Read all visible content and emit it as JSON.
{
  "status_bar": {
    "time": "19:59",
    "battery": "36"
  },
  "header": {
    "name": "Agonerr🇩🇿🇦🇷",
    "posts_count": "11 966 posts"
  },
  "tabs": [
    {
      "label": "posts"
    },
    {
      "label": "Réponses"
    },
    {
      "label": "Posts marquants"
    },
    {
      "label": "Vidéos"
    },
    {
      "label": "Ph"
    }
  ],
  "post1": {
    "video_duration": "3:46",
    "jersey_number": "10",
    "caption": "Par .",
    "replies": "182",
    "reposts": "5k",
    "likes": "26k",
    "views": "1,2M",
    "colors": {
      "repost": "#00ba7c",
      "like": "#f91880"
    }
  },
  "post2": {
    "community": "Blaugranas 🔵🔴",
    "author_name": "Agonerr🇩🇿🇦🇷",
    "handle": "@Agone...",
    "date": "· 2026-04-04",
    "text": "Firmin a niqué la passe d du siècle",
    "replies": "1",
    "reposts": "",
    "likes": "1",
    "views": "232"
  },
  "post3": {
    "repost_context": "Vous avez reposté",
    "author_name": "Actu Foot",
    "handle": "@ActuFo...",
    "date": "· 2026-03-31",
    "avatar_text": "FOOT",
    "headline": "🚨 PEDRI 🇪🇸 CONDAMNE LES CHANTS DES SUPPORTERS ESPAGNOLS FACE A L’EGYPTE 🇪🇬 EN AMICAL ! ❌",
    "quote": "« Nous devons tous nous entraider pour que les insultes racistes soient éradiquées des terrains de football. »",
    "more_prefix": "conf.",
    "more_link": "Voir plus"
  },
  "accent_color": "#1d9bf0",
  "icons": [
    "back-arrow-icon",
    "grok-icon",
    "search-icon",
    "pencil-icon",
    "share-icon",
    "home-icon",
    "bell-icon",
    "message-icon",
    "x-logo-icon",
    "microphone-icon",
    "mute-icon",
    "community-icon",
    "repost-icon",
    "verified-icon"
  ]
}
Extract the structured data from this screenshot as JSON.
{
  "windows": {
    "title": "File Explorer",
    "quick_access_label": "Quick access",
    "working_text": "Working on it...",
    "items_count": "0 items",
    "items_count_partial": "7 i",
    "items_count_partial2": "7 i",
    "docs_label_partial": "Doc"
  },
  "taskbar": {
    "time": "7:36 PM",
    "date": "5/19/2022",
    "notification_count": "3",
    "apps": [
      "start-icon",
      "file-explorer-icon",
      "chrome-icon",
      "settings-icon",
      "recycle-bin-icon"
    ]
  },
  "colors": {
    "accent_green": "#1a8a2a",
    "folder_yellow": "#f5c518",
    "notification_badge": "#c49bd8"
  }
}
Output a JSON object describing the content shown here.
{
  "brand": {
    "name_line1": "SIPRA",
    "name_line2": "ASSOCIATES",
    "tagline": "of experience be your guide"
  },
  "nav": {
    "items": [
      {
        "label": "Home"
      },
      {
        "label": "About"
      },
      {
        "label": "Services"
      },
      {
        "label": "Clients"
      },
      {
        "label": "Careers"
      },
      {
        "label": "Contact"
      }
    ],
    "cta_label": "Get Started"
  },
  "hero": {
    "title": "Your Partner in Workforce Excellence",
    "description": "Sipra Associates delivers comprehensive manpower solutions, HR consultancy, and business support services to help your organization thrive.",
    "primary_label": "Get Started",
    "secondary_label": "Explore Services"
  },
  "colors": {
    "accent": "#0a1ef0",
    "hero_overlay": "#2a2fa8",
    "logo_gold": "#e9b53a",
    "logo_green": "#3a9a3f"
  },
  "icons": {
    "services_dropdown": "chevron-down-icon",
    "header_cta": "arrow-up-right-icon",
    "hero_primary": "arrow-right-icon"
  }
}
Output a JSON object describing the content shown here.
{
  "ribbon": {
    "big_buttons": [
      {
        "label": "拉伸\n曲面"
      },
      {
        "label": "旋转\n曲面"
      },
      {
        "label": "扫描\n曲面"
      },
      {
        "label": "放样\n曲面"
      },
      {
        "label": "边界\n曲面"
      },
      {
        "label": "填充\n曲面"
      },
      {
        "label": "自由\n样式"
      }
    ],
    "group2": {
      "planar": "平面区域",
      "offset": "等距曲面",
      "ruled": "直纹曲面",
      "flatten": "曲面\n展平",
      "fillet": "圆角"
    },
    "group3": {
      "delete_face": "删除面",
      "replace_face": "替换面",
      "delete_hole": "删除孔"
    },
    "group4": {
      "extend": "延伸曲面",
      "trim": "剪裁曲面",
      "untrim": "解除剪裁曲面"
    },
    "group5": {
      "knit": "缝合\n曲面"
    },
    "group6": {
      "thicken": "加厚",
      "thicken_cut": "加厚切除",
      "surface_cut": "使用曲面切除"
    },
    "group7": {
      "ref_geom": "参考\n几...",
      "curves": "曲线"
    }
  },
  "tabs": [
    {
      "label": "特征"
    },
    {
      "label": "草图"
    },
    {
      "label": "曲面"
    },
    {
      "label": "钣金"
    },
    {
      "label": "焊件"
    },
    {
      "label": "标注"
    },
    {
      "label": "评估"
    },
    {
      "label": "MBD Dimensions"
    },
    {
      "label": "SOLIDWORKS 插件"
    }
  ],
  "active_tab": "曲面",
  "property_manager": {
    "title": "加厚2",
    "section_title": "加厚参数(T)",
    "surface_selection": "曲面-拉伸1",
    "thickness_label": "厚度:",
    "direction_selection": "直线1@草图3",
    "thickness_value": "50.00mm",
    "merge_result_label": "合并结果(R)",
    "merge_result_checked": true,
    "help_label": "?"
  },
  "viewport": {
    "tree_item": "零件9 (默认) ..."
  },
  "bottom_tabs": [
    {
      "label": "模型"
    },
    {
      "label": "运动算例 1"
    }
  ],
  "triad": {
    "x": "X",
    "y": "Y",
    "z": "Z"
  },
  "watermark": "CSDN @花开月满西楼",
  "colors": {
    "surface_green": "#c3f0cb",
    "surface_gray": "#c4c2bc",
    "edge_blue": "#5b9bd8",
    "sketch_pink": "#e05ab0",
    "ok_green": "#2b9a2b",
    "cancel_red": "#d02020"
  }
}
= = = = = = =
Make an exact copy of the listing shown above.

**Exercise response:**
Read all visible content and emit it as JSON.
{
  "status_bar": {
    "time": "19:59",
    "battery": "36"
  },
  "header": {
    "name": "Agonerr🇩🇿🇦🇷",
    "posts_count": "11 966 posts"
  },
  "tabs": [
    {
      "label": "posts"
    },
    {
      "label": "Réponses"
    },
    {
      "label": "Posts marquants"
    },
    {
      "label": "Vidéos"
    },
    {
      "label": "Ph"
    }
  ],
  "post1": {
    "video_duration": "3:46",
    "jersey_number": "10",
    "caption": "Par .",
    "replies": "182",
    "reposts": "5k",
    "likes": "26k",
    "views": "1,2M",
    "colors": {
      "repost": "#00ba7c",
      "like": "#f91880"
    }
  },
  "post2": {
    "community": "Blaugranas 🔵🔴",
    "author_name": "Agonerr🇩🇿🇦🇷",
    "handle": "@Agone...",
    "date": "· 2026-04-04",
    "text": "Firmin a niqué la passe d du siècle",
    "replies": "1",
    "reposts": "",
    "likes": "1",
    "views": "232"
  },
  "post3": {
    "repost_context": "Vous avez reposté",
    "author_name": "Actu Foot",
    "handle": "@ActuFo...",
    "date": "· 2026-03-31",
    "avatar_text": "FOOT",
    "headline": "🚨 PEDRI 🇪🇸 CONDAMNE LES CHANTS DES SUPPORTERS ESPAGNOLS FACE A L’EGYPTE 🇪🇬 EN AMICAL ! ❌",
    "quote": "« Nous devons tous nous entraider pour que les insultes racistes soient éradiquées des terrains de football. »",
    "more_prefix": "conf.",
    "more_link": "Voir plus"
  },
  "accent_color": "#1d9bf0",
  "icons": [
    "back-arrow-icon",
    "grok-icon",
    "search-icon",
    "pencil-icon",
    "share-icon",
    "home-icon",
    "bell-icon",
    "message-icon",
    "x-logo-icon",
    "microphone-icon",
    "mute-icon",
    "community-icon",
    "repost-icon",
    "verified-icon"
  ]
}
Extract the structured data from this screenshot as JSON.
{
  "windows": {
    "title": "File Explorer",
    "quick_access_label": "Quick access",
    "working_text": "Working on it...",
    "items_count": "0 items",
    "items_count_partial": "7 i",
    "items_count_partial2": "7 i",
    "docs_label_partial": "Doc"
  },
  "taskbar": {
    "time": "7:36 PM",
    "date": "5/19/2022",
    "notification_count": "3",
    "apps": [
      "start-icon",
      "file-explorer-icon",
      "chrome-icon",
      "settings-icon",
      "recycle-bin-icon"
    ]
  },
  "colors": {
    "accent_green": "#1a8a2a",
    "folder_yellow": "#f5c518",
    "notification_badge": "#c49bd8"
  }
}
Output a JSON object describing the content shown here.
{
  "brand": {
    "name_line1": "SIPRA",
    "name_line2": "ASSOCIATES",
    "tagline": "of experience be your guide"
  },
  "nav": {
    "items": [
      {
        "label": "Home"
      },
      {
        "label": "About"
      },
      {
        "label": "Services"
      },
      {
        "label": "Clients"
      },
      {
        "label": "Careers"
      },
      {
        "label": "Contact"
      }
    ],
    "cta_label": "Get Started"
  },
  "hero": {
    "title": "Your Partner in Workforce Excellence",
    "description": "Sipra Associates delivers comprehensive manpower solutions, HR consultancy, and business support services to help your organization thrive.",
    "primary_label": "Get Started",
    "secondary_label": "Explore Services"
  },
  "colors": {
    "accent": "#0a1ef0",
    "hero_overlay": "#2a2fa8",
    "logo_gold": "#e9b53a",
    "logo_green": "#3a9a3f"
  },
  "icons": {
    "services_dropdown": "chevron-down-icon",
    "header_cta": "arrow-up-right-icon",
    "hero_primary": "arrow-right-icon"
  }
}
Output a JSON object describing the content shown here.
{
  "ribbon": {
    "big_buttons": [
      {
        "label": "拉伸\n曲面"
      },
      {
        "label": "旋转\n曲面"
      },
      {
        "label": "扫描\n曲面"
      },
      {
        "label": "放样\n曲面"
      },
      {
        "label": "边界\n曲面"
      },
      {
        "label": "填充\n曲面"
      },
      {
        "label": "自由\n样式"
      }
    ],
    "group2": {
      "planar": "平面区域",
      "offset": "等距曲面",
      "ruled": "直纹曲面",
      "flatten": "曲面\n展平",
      "fillet": "圆角"
    },
    "group3": {
      "delete_face": "删除面",
      "replace_face": "替换面",
      "delete_hole": "删除孔"
    },
    "group4": {
      "extend": "延伸曲面",
      "trim": "剪裁曲面",
      "untrim": "解除剪裁曲面"
    },
    "group5": {
      "knit": "缝合\n曲面"
    },
    "group6": {
      "thicken": "加厚",
      "thicken_cut": "加厚切除",
      "surface_cut": "使用曲面切除"
    },
    "group7": {
      "ref_geom": "参考\n几...",
      "curves": "曲线"
    }
  },
  "tabs": [
    {
      "label": "特征"
    },
    {
      "label": "草图"
    },
    {
      "label": "曲面"
    },
    {
      "label": "钣金"
    },
    {
      "label": "焊件"
    },
    {
      "label": "标注"
    },
    {
      "label": "评估"
    },
    {
      "label": "MBD Dimensions"
    },
    {
      "label": "SOLIDWORKS 插件"
    }
  ],
  "active_tab": "曲面",
  "property_manager": {
    "title": "加厚2",
    "section_title": "加厚参数(T)",
    "surface_selection": "曲面-拉伸1",
    "thickness_label": "厚度:",
    "direction_selection": "直线1@草图3",
    "thickness_value": "50.00mm",
    "merge_result_label": "合并结果(R)",
    "merge_result_checked": true,
    "help_label": "?"
  },
  "viewport": {
    "tree_item": "零件9 (默认) ..."
  },
  "bottom_tabs": [
    {
      "label": "模型"
    },
    {
      "label": "运动算例 1"
    }
  ],
  "triad": {
    "x": "X",
    "y": "Y",
    "z": "Z"
  },
  "watermark": "CSDN @花开月满西楼",
  "colors": {
    "surface_green": "#c3f0cb",
    "surface_gray": "#c4c2bc",
    "edge_blue": "#5b9bd8",
    "sketch_pink": "#e05ab0",
    "ok_green": "#2b9a2b",
    "cancel_red": "#d02020"
  }
}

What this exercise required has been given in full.